**** Source material
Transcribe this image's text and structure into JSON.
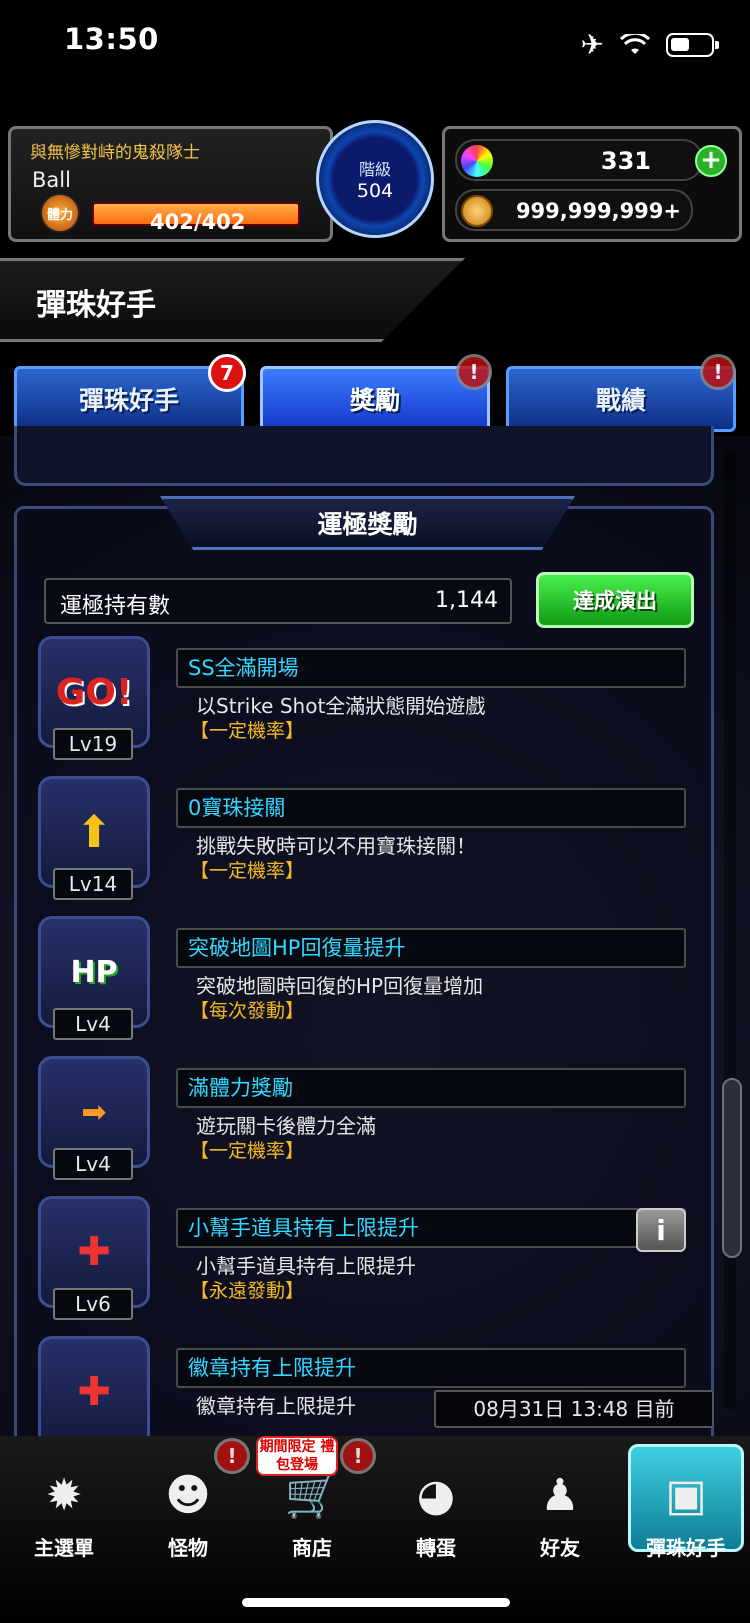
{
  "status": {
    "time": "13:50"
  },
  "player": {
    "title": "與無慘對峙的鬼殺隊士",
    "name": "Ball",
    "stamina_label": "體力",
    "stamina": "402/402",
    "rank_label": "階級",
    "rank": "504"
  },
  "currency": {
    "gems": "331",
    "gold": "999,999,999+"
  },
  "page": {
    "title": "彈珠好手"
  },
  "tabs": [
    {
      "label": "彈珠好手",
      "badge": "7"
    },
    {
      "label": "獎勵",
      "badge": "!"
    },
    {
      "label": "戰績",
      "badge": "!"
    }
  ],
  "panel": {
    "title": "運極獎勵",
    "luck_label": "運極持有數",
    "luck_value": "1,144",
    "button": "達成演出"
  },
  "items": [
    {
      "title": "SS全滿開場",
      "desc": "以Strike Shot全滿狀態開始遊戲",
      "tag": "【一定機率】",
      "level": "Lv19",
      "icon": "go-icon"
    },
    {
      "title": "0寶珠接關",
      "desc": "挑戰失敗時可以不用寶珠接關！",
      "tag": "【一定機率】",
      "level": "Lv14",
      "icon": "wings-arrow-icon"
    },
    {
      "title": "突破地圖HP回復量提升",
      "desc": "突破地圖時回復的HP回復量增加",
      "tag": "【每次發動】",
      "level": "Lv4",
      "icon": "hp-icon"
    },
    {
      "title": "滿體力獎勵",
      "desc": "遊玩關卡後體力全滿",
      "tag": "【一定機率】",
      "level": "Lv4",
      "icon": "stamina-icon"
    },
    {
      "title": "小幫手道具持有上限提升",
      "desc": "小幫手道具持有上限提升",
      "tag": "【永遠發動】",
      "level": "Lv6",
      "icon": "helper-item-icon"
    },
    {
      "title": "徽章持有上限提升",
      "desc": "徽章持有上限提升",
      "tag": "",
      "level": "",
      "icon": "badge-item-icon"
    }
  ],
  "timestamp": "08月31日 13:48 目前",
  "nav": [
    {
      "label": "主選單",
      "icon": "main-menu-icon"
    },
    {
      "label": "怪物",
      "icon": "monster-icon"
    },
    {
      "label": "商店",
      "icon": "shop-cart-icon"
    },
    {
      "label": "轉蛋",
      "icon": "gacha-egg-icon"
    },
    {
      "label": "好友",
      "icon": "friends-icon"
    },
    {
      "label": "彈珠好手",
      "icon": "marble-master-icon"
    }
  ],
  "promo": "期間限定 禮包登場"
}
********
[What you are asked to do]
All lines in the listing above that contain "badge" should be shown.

[Solution to this exercise]
      "badge": "7"
      "badge": "!"
      "badge": "!"
      "icon": "badge-item-icon"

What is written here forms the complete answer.